Professor Hawking becomes our youngest Freeman of London

Today I was honoured to be one of the voices affirming the Honorary Freedom of London on Prof. Stephen Hawking CH CBE.

The Honorary Freedom of the City of London is the highest honour that the City can bestow.  It was awarded for his outstanding contribution to theoretical physics Professor Hawking, and he proved himself a great wit too!

The Professor giving us a fine speech that touched on his early childhood in London and his father's own history as a Freeman of London.

He also took questions from students from various London schools who attended to see him presented with this unique honour. 

It is one of the oldest surviving traditional ceremonies still in existence today, believed to have been first presented in 1237.

The medieval term 'freeman' meant someone who was not the property of a feudal lord but enjoyed privileges such as the right to earn money and own land. Town dwellers who were protected by the charter of their town or city were often free – hence the term 'freedom' of the City.

From the Middle Ages and the Victorian era, the Freedom was the right to trade, enabling members of a Guild or Livery to carry out their trade or craft in the Square Mile.

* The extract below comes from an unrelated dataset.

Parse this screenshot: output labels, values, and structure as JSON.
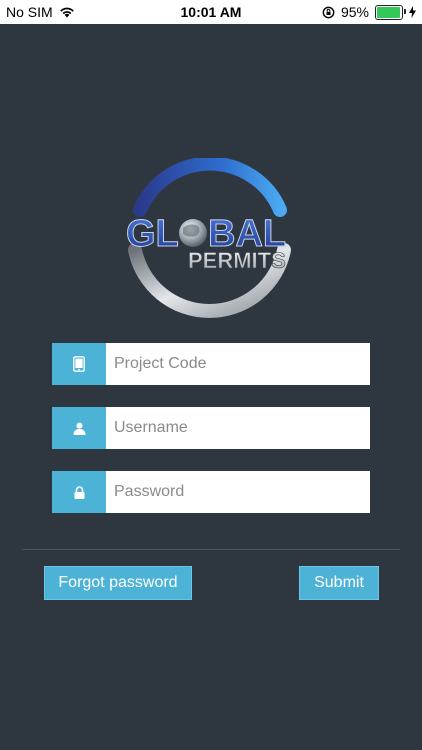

A fee or fine would be charged and in return the Livery Companies would ensure that the goods and services provided would be of the highest possible standards. In 1835, the Freedom was widened to incorporate not just members of Livery Companies but also people living or working in the City or those with a strong London connection.  Today those fined make a charitable donation to support the schools of London.